I read this book in my early teens and have been trying find it for years. A father sends a young girl away from rubber farm during the war. Upon her return from England, she finds she is an outsider due to not suffering the same pains those that stayed suffered. Her childhood friend (a boy) helped the villagers/prisoners by going night fishing to help keep people fed. The story resolves her relationship with the boy and her father.
I used to get books in the mail — “Me and the Terrible Two,” “Alvin’s Secret Code” — and one of them was a book about a boy who watched the moon landing all summer while some family drama was also going on. The book had a low-key melancholy tone.

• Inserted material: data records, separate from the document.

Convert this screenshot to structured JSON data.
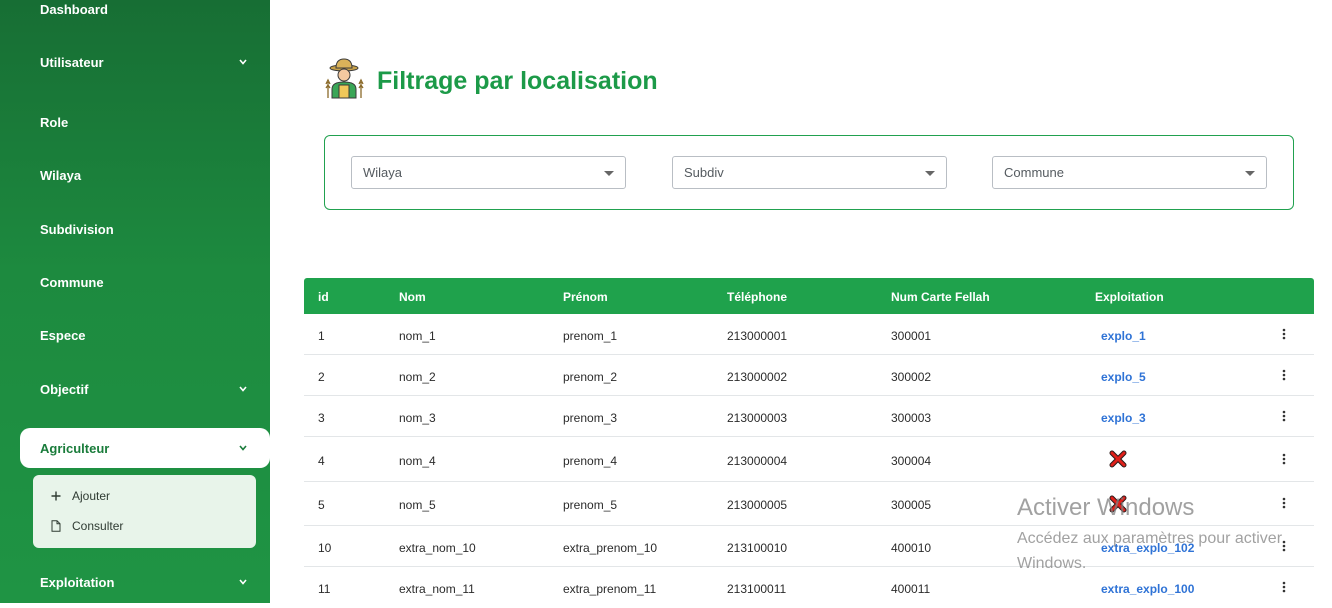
{
  "sidebar": {
    "items": [
      {
        "label": "Dashboard",
        "has_chevron": false
      },
      {
        "label": "Utilisateur",
        "has_chevron": true
      },
      {
        "label": "Role",
        "has_chevron": false
      },
      {
        "label": "Wilaya",
        "has_chevron": false
      },
      {
        "label": "Subdivision",
        "has_chevron": false
      },
      {
        "label": "Commune",
        "has_chevron": false
      },
      {
        "label": "Espece",
        "has_chevron": false
      },
      {
        "label": "Objectif",
        "has_chevron": true
      },
      {
        "label": "Agriculteur",
        "has_chevron": true,
        "active": true
      },
      {
        "label": "Exploitation",
        "has_chevron": true
      }
    ],
    "submenu": [
      {
        "label": "Ajouter",
        "icon": "plus-icon"
      },
      {
        "label": "Consulter",
        "icon": "file-icon"
      }
    ],
    "colors": {
      "bg": "#1d8a3f",
      "active_text": "#1a7c3b"
    }
  },
  "page": {
    "title": "Filtrage par localisation",
    "title_icon": "farmer-icon",
    "title_color": "#1c9a48"
  },
  "filters": {
    "wilaya": "Wilaya",
    "subdiv": "Subdiv",
    "commune": "Commune"
  },
  "table": {
    "headers": {
      "id": "id",
      "nom": "Nom",
      "prenom": "Prénom",
      "telephone": "Téléphone",
      "carte": "Num Carte Fellah",
      "exploitation": "Exploitation"
    },
    "header_color": "#1fa24c",
    "rows": [
      {
        "id": "1",
        "nom": "nom_1",
        "prenom": "prenom_1",
        "telephone": "213000001",
        "carte": "300001",
        "exploitation": "explo_1"
      },
      {
        "id": "2",
        "nom": "nom_2",
        "prenom": "prenom_2",
        "telephone": "213000002",
        "carte": "300002",
        "exploitation": "explo_5"
      },
      {
        "id": "3",
        "nom": "nom_3",
        "prenom": "prenom_3",
        "telephone": "213000003",
        "carte": "300003",
        "exploitation": "explo_3"
      },
      {
        "id": "4",
        "nom": "nom_4",
        "prenom": "prenom_4",
        "telephone": "213000004",
        "carte": "300004",
        "exploitation": null
      },
      {
        "id": "5",
        "nom": "nom_5",
        "prenom": "prenom_5",
        "telephone": "213000005",
        "carte": "300005",
        "exploitation": null
      },
      {
        "id": "10",
        "nom": "extra_nom_10",
        "prenom": "extra_prenom_10",
        "telephone": "213100010",
        "carte": "400010",
        "exploitation": "extra_explo_102"
      },
      {
        "id": "11",
        "nom": "extra_nom_11",
        "prenom": "extra_prenom_11",
        "telephone": "213100011",
        "carte": "400011",
        "exploitation": "extra_explo_100"
      }
    ]
  },
  "watermark": {
    "line1": "Activer Windows",
    "line2": "Accédez aux paramètres pour activer",
    "line3": "Windows."
  }
}
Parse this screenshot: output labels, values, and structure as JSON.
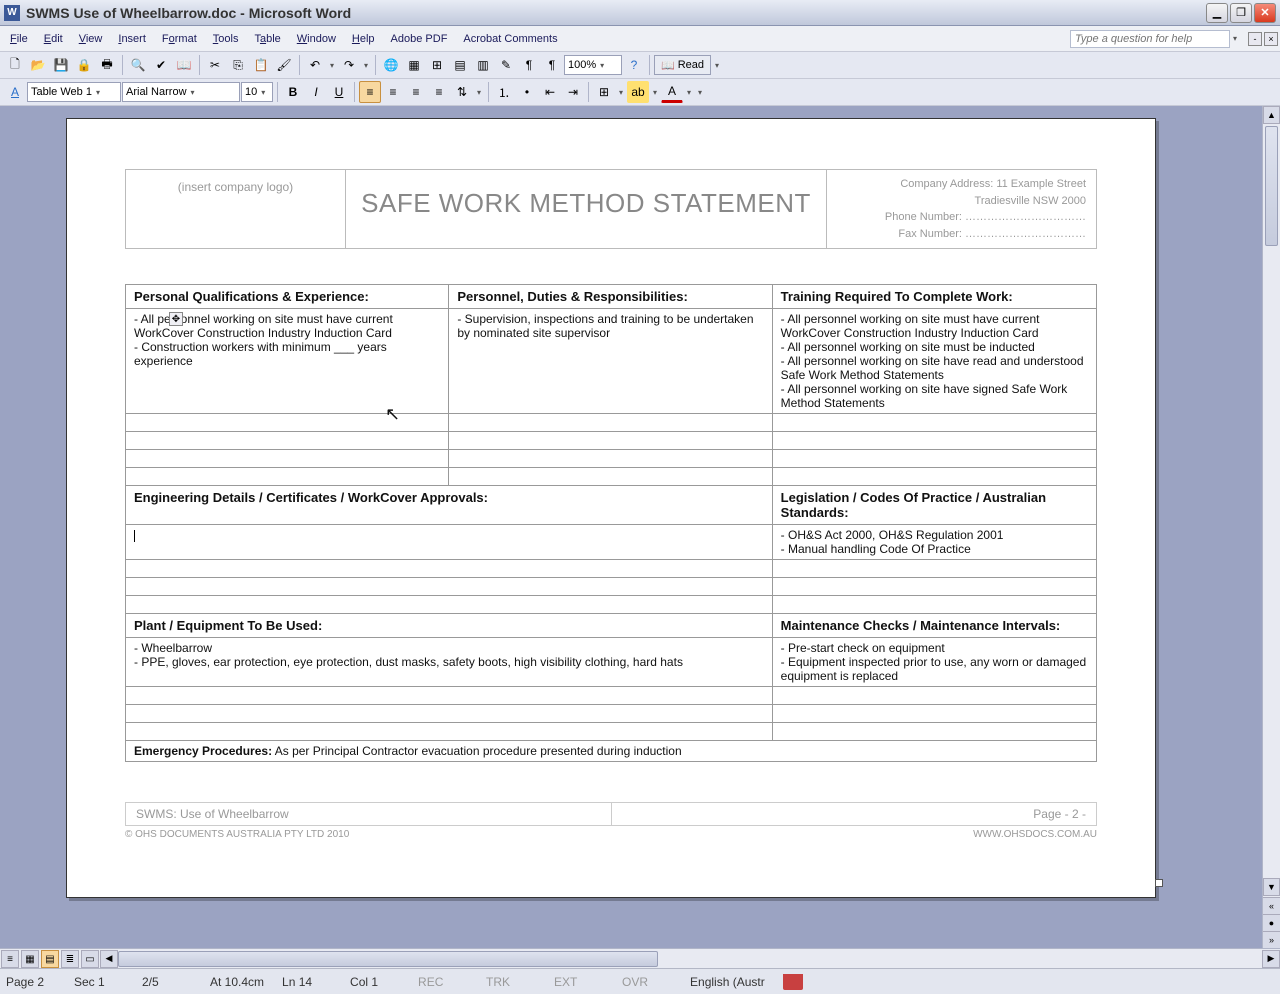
{
  "window": {
    "title": "SWMS Use of Wheelbarrow.doc - Microsoft Word"
  },
  "menu": {
    "file": "File",
    "edit": "Edit",
    "view": "View",
    "insert": "Insert",
    "format": "Format",
    "tools": "Tools",
    "table": "Table",
    "window": "Window",
    "help": "Help",
    "adobe": "Adobe PDF",
    "acrobat": "Acrobat Comments",
    "ask_placeholder": "Type a question for help"
  },
  "toolbar": {
    "zoom": "100%",
    "read": "Read",
    "style": "Table Web 1",
    "font": "Arial Narrow",
    "size": "10"
  },
  "header": {
    "logo": "(insert company logo)",
    "title": "SAFE WORK METHOD STATEMENT",
    "addr1": "Company Address: 11 Example Street",
    "addr2": "Tradiesville NSW 2000",
    "phone": "Phone Number: ……………………………",
    "fax": "Fax Number: ……………………………"
  },
  "sec1": {
    "h1": "Personal Qualifications & Experience:",
    "h2": "Personnel, Duties & Responsibilities:",
    "h3": "Training Required To Complete Work:",
    "c1a": "- All personnel working on site must have current WorkCover Construction Industry Induction Card",
    "c1b": "- Construction workers with minimum ___ years experience",
    "c2": "- Supervision, inspections and training to be undertaken by nominated site supervisor",
    "c3a": "- All personnel working on site must have current WorkCover Construction Industry Induction Card",
    "c3b": "- All personnel working on site must be inducted",
    "c3c": "- All personnel working on site have read and understood Safe Work Method Statements",
    "c3d": "- All personnel working on site have signed Safe Work Method Statements"
  },
  "sec2": {
    "h1": "Engineering Details / Certificates / WorkCover Approvals:",
    "h2": "Legislation / Codes Of Practice / Australian Standards:",
    "c2a": "- OH&S Act 2000, OH&S Regulation 2001",
    "c2b": "- Manual handling Code Of Practice"
  },
  "sec3": {
    "h1": "Plant / Equipment To Be Used:",
    "h2": "Maintenance Checks / Maintenance Intervals:",
    "c1a": "- Wheelbarrow",
    "c1b": "- PPE, gloves, ear protection, eye protection, dust masks, safety boots, high visibility clothing, hard hats",
    "c2a": "- Pre-start check on equipment",
    "c2b": "- Equipment inspected prior to use, any worn or damaged equipment is replaced"
  },
  "sec4": {
    "label": "Emergency Procedures:",
    "text": " As per Principal Contractor evacuation procedure presented during induction"
  },
  "footer": {
    "left": "SWMS: Use of Wheelbarrow",
    "right": "Page - 2 -",
    "copy": "© OHS DOCUMENTS AUSTRALIA PTY LTD 2010",
    "url": "WWW.OHSDOCS.COM.AU"
  },
  "status": {
    "page": "Page 2",
    "sec": "Sec 1",
    "pages": "2/5",
    "at": "At 10.4cm",
    "ln": "Ln 14",
    "col": "Col 1",
    "rec": "REC",
    "trk": "TRK",
    "ext": "EXT",
    "ovr": "OVR",
    "lang": "English (Austr"
  }
}
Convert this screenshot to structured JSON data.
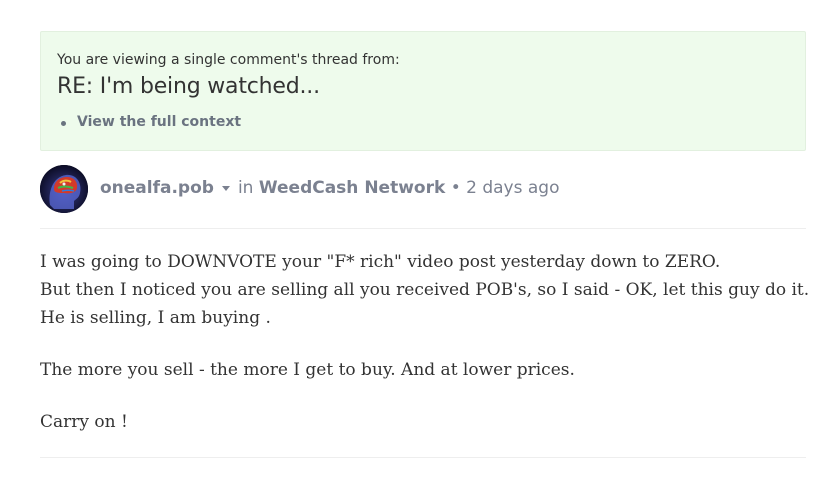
{
  "context": {
    "intro": "You are viewing a single comment's thread from:",
    "title": "RE: I'm being watched...",
    "links": [
      "View the full context"
    ]
  },
  "comment": {
    "author": "onealfa.pob",
    "in_label": "in",
    "community": "WeedCash Network",
    "separator": "•",
    "time": "2 days ago",
    "paragraphs": [
      [
        "I was going to DOWNVOTE your \"F* rich\" video post yesterday down to ZERO.",
        "But then I noticed you are selling all you received POB's, so I said - OK, let this guy do it.",
        "He is selling, I am buying ."
      ],
      [
        "The more you sell - the more I get to buy. And at lower prices."
      ],
      [
        "Carry on !"
      ]
    ]
  },
  "colors": {
    "context_bg": "#eefbec",
    "meta_text": "#7b8190",
    "body_text": "#333333"
  }
}
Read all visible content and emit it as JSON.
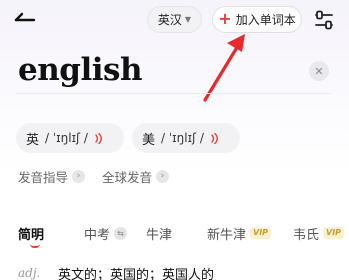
{
  "header": {
    "language": "英汉",
    "add_wordbook": "加入单词本"
  },
  "search": {
    "query": "english"
  },
  "pronunciation": {
    "uk": {
      "label": "英",
      "phonetic": "/ ˈɪŋlɪʃ /"
    },
    "us": {
      "label": "美",
      "phonetic": "/ ˈɪŋlɪʃ /"
    }
  },
  "links": {
    "guide": "发音指导",
    "global": "全球发音"
  },
  "tabs": [
    {
      "label": "简明"
    },
    {
      "label": "中考"
    },
    {
      "label": "牛津"
    },
    {
      "label": "新牛津",
      "badge": "VIP"
    },
    {
      "label": "韦氏",
      "badge": "VIP"
    }
  ],
  "definition": {
    "pos": "adj.",
    "text": "英文的；英国的；英国人的"
  },
  "colors": {
    "accent": "#e8423f",
    "vip": "#c99a2e"
  },
  "icons": [
    "back-arrow-icon",
    "dropdown-caret-icon",
    "plus-icon",
    "settings-sliders-icon",
    "clear-icon",
    "speaker-icon",
    "chevron-right-icon",
    "swap-icon"
  ]
}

I read it in 1974 or 75, when I was in 2nd or 3rd grade. I wish I could remember more about it, but I’m stumped!
I don’t know the real title. I suspect the character names, except possibly the central female character, are French. I probably read it between 1968-1972. An orphaned girl lives with a family of French-Canadian fur trappers, possibly on the St. Lawrence River. The girl is a young adolescent at the time of the story. She was seriously ill with a fever as a child and they cut her long dark hair to her shoulders. She keeps it that way, because it suits her, and wears a blue ribbon in it. There at least two sons in the family. One of the sons, an artist, is attacked by a bear. His hand is mauled and the father amputates it with a fire place poker. He survives but is depressed and the girl spends a lot of time trying to cheer him up. The eldest son is secretly jealous. He and the father leave to hunt and return with bundles of animal pelts. The father reveals that the older son is in love with her and carried her ribbon with him.